It seems like you’ve found a few articles worth reading.

If you want us to keep doing what we do, we’d love it if you’d consider subscribing. We’re a tiny operation, so every subscription really makes a difference.

Tea Rooms (and Toilets) for Merrion Square

Work should begin next month on building long-awaited tea rooms, and accessible public toilets, at Merrion Square. They’re due to be done in the summer next year.

Dublin City Council plans to spend around €3.4 million on the new building, which also includes a space for artwork, and outdoor seating.

Christina Todd, an executive landscape architect with Dublin City Council, has said that the builder should be on site by the end of June and finished by the end of June 2024.

“Always depending on materials, availability and things like that,” she said, at a meeting of the council’s South East Area Committee on 8 May.

Most councillors backed the plans. Especially, the public toilets. “Toilets in particular would be a really good addition to the park,” said Green Party Councillor Claire Byrne.

Said Fianna Fáil Councillor Claire O’Connor: “It’s a huge project. It’s a very welcome project and it has manifest support here.”

O’Connor wondered if the toilets would be open to all of the public, or just people who buy something from the tea rooms.

Todd said the plan is for the toilets to open to everyone. There will be five toilets, including two accessible ones, and one with baby-changing facilities, she said.

“There is an over-commercialisation of the park in my opinion,” said independent Councillor Mannix Flynn. He wondered whether the facility is really a restaurant and if it will be open in the evening.

Labour Councillor Dermot Lacey welcomed the plans. But he queried whether the planning permission granted in 2017 was still valid, six years later.

Todd says it was and that the council’s planning permissions, which it gets through a process known as Part 8, last longer than an ordinary planning permission.

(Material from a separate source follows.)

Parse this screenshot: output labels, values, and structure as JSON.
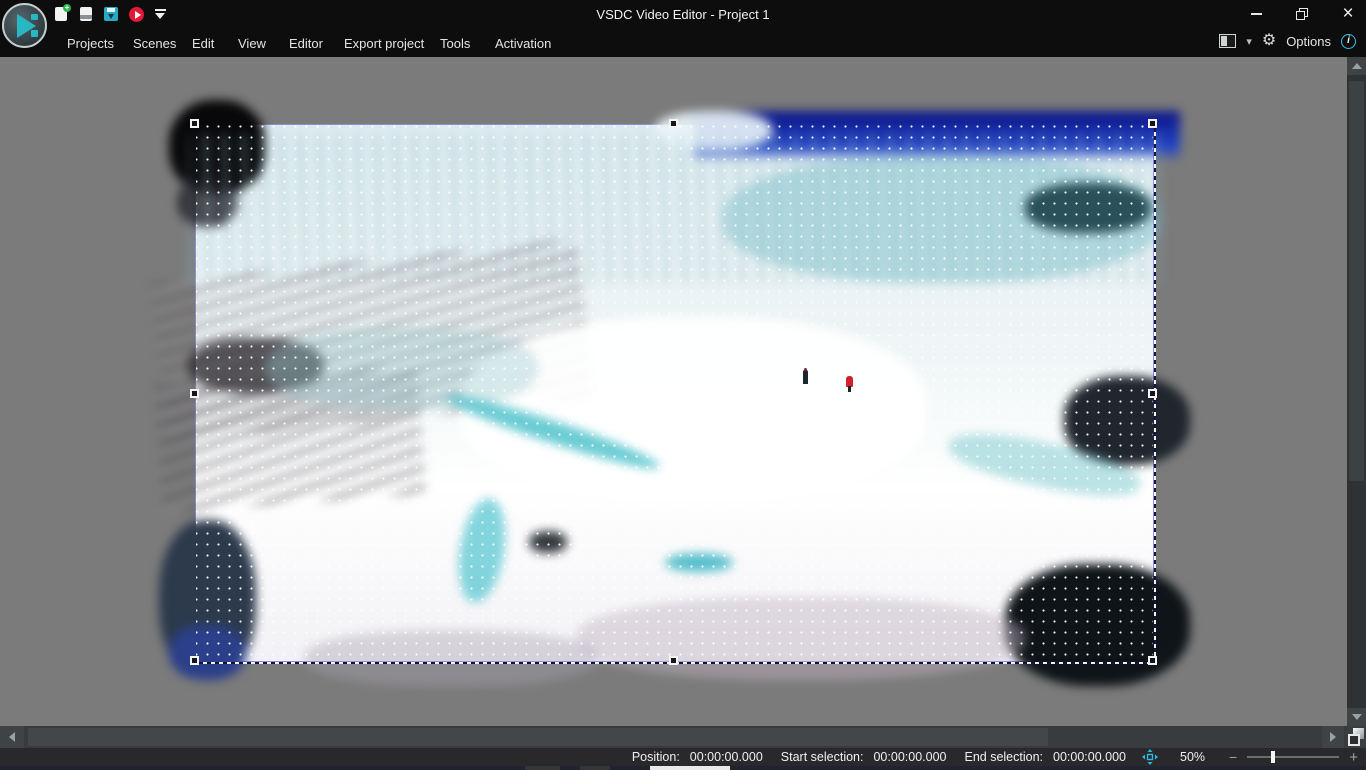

The council will need to cut down one tree in the park to build the new tea rooms, said Todd. She hopes there won’t be others. “I am conscious to minimise that.”

The Latest Battle for Moore Street

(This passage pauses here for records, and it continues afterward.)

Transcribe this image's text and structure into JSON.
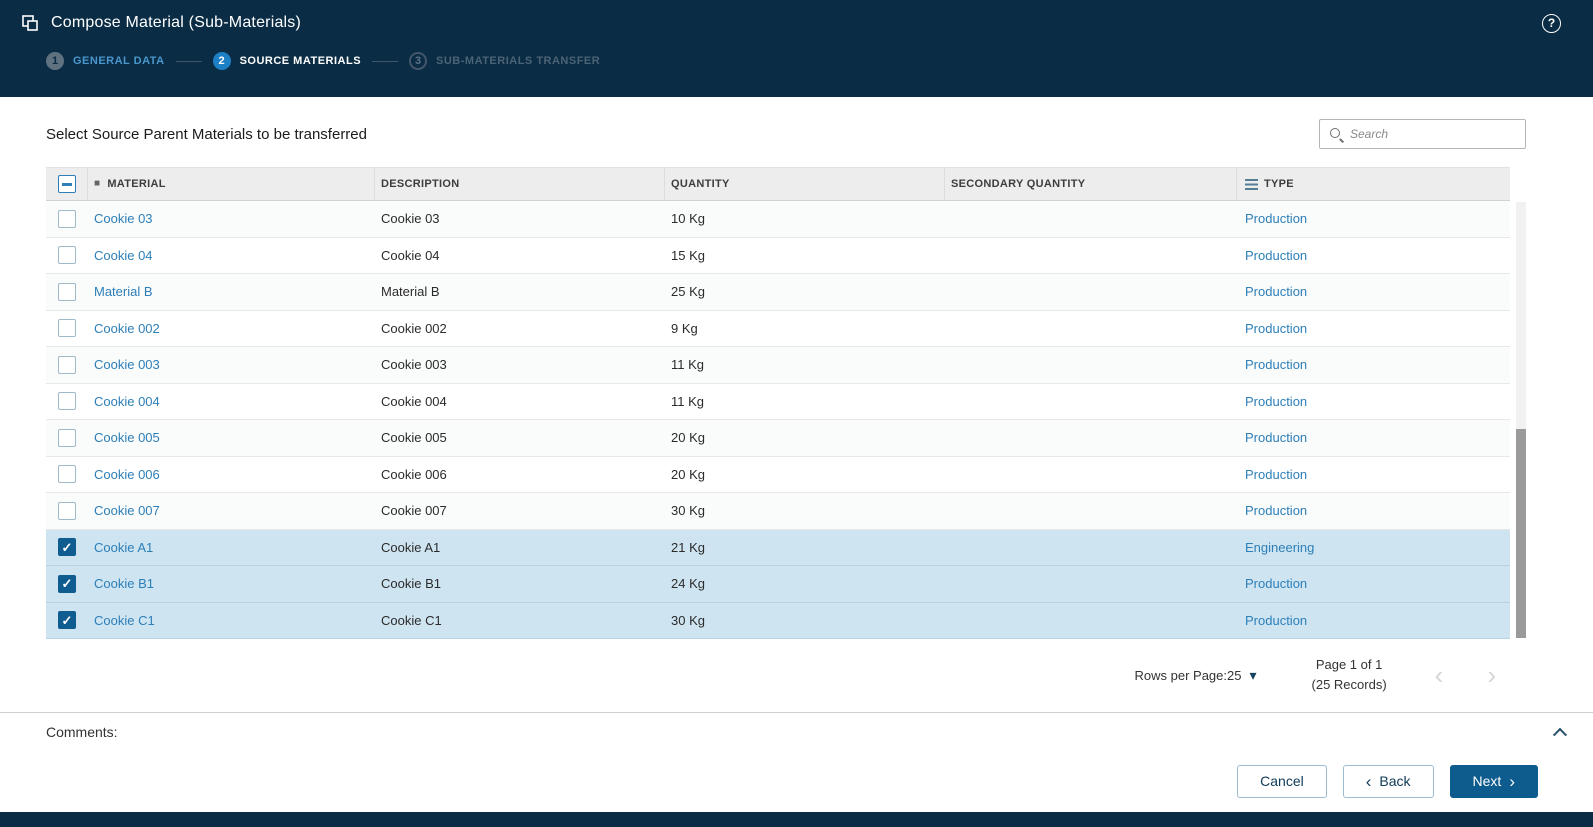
{
  "header": {
    "title": "Compose Material (Sub-Materials)"
  },
  "stepper": {
    "steps": [
      {
        "number": "1",
        "label": "GENERAL DATA",
        "state": "completed"
      },
      {
        "number": "2",
        "label": "SOURCE MATERIALS",
        "state": "active"
      },
      {
        "number": "3",
        "label": "SUB-MATERIALS TRANSFER",
        "state": "upcoming"
      }
    ]
  },
  "content": {
    "section_title": "Select Source Parent Materials to be transferred",
    "search_placeholder": "Search"
  },
  "table": {
    "columns": [
      "MATERIAL",
      "DESCRIPTION",
      "QUANTITY",
      "SECONDARY QUANTITY",
      "TYPE"
    ],
    "rows": [
      {
        "material": "Cookie 03",
        "description": "Cookie 03",
        "quantity": "10 Kg",
        "secondary_quantity": "",
        "type": "Production",
        "selected": false
      },
      {
        "material": "Cookie 04",
        "description": "Cookie 04",
        "quantity": "15 Kg",
        "secondary_quantity": "",
        "type": "Production",
        "selected": false
      },
      {
        "material": "Material B",
        "description": "Material B",
        "quantity": "25 Kg",
        "secondary_quantity": "",
        "type": "Production",
        "selected": false
      },
      {
        "material": "Cookie 002",
        "description": "Cookie 002",
        "quantity": "9 Kg",
        "secondary_quantity": "",
        "type": "Production",
        "selected": false
      },
      {
        "material": "Cookie 003",
        "description": "Cookie 003",
        "quantity": "11 Kg",
        "secondary_quantity": "",
        "type": "Production",
        "selected": false
      },
      {
        "material": "Cookie 004",
        "description": "Cookie 004",
        "quantity": "11 Kg",
        "secondary_quantity": "",
        "type": "Production",
        "selected": false
      },
      {
        "material": "Cookie 005",
        "description": "Cookie 005",
        "quantity": "20 Kg",
        "secondary_quantity": "",
        "type": "Production",
        "selected": false
      },
      {
        "material": "Cookie 006",
        "description": "Cookie 006",
        "quantity": "20 Kg",
        "secondary_quantity": "",
        "type": "Production",
        "selected": false
      },
      {
        "material": "Cookie 007",
        "description": "Cookie 007",
        "quantity": "30 Kg",
        "secondary_quantity": "",
        "type": "Production",
        "selected": false
      },
      {
        "material": "Cookie A1",
        "description": "Cookie A1",
        "quantity": "21 Kg",
        "secondary_quantity": "",
        "type": "Engineering",
        "selected": true
      },
      {
        "material": "Cookie B1",
        "description": "Cookie B1",
        "quantity": "24 Kg",
        "secondary_quantity": "",
        "type": "Production",
        "selected": true
      },
      {
        "material": "Cookie C1",
        "description": "Cookie C1",
        "quantity": "30 Kg",
        "secondary_quantity": "",
        "type": "Production",
        "selected": true
      }
    ]
  },
  "pagination": {
    "rows_per_page_label": "Rows per Page:",
    "rows_per_page_value": "25",
    "page_info": "Page 1 of 1",
    "records_info": "(25 Records)"
  },
  "comments": {
    "label": "Comments:"
  },
  "footer": {
    "cancel_label": "Cancel",
    "back_label": "Back",
    "next_label": "Next"
  },
  "icons": {
    "help": "?",
    "material_column": "■",
    "caret_down": "▾",
    "chevron_left": "‹",
    "chevron_right": "›"
  },
  "colors": {
    "header_bg": "#0A2C44",
    "active_step_blue": "#1D80C4",
    "link_blue": "#2D7FB8",
    "selected_row_bg": "#CEE4F1",
    "primary_button_bg": "#0E5C8D",
    "checked_checkbox_bg": "#0F5C90"
  }
}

The battle over the future of Moore Street – where the leaders of the 1916 Rising hid out together after they abandoned the GPO – continued at a full monthly council meeting on Monday night.

Councillors said they weren’t happy with a report from Assistant Chief Executive Richard Shakespeare recommending against adding 18 Moore Street to the record of protected structures.

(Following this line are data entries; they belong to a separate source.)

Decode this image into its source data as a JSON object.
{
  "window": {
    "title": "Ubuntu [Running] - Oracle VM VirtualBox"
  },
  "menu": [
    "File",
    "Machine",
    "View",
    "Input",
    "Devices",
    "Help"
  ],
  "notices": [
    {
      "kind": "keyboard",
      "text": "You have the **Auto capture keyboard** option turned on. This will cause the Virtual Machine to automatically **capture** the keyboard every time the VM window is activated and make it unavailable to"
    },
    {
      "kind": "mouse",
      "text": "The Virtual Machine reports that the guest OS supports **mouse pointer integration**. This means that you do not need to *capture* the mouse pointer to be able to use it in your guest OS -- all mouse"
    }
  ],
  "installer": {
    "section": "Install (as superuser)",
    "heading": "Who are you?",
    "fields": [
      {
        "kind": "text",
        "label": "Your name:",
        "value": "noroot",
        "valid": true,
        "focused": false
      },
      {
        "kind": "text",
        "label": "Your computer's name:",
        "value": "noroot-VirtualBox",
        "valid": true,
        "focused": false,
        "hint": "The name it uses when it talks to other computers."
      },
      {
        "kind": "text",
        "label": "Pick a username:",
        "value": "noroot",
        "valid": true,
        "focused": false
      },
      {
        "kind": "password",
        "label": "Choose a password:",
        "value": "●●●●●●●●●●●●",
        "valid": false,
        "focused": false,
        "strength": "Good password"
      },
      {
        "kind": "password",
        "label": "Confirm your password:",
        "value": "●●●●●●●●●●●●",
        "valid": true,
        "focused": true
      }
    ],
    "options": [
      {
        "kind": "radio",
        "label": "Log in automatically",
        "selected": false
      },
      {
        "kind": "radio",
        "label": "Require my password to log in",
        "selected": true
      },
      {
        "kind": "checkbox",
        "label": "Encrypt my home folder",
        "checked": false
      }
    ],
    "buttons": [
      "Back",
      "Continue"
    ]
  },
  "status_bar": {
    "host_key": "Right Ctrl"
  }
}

Numbers 14 t0 17 Moore Street are designated national monuments. But number 18 next door is scheduled to be partly knocked.

The developer Hammerson has plans to redevelop the area and intends to demolish part of 18 and all of 19 Moore Street to build an archway to connect Moore Street to O’Connell Street.

Shakespeare, the council’s head of planning, couldn’t recommend the protection of 18 Moore Street as it “was derelict and in ruins at the time”, says his report to councillors. “The current building was constructed c. 1925.”

Some councillors don’t accept that, while others say that regardless of the state of the house at the time, they want the whole terrace of houses from 10 to 25 to be protected as a battle site.

Councillors previously agreed to a motion by independent Councillor John Lyons that the facade of 18 Moore Street should be added to the record of protected structures, says the report.

But Shakespeare said on Monday night that it is up to the council officials – not the councillors – to decide whether to recommend a building be added to the record of protected structures.

Referring to seven different reports, he said that the bulk of the expert evidence indicates that the house was in ruins and that the building was reconstructed after 1916.

“Although a portion of the 19th-century facade remains to the first floor at the front,” that doesn’t conflict with the council’s overall assessment, he said.

At the meeting on Monday night, Sinn Féin Councillor Micheál Mac Donncha highlighted how the council report said it is clear from the Shaffrey Report – detailed conservation reports about Moore Street drawn up a decade ago for developer Chartered Land – that some pre-1916 fabric is there.

“More fundamentally there is an assumption in the report that if there is no pre-1916 fabric then a building is not worthy of protection,” said Mac Donncha. “That is a very narrow interpretation of the legislation.”

The legislation allows for buildings to be protected due to their location, the history of the site and their overall context, he said. Historic buildings that have been destroyed are sometimes rebuilt and are deemed worthy of protection, he said.

It is up to the council’s chief executive to decide whether to start the process to protect a building, said Shakespeare.

“I don’t believe at this point in time that we would be comfortable to commence that process,” he said. “Because there is an awful lot of evidence that would lean against it.”

He will look at the issue again to see if there is any other evidence and if councillors have any further information they can email that to him, he said.

Laoise Neylon is a reporter for Dublin Inquirer. You can reach her at

Leave a comment

Your email address will not be published. Required fields are marked *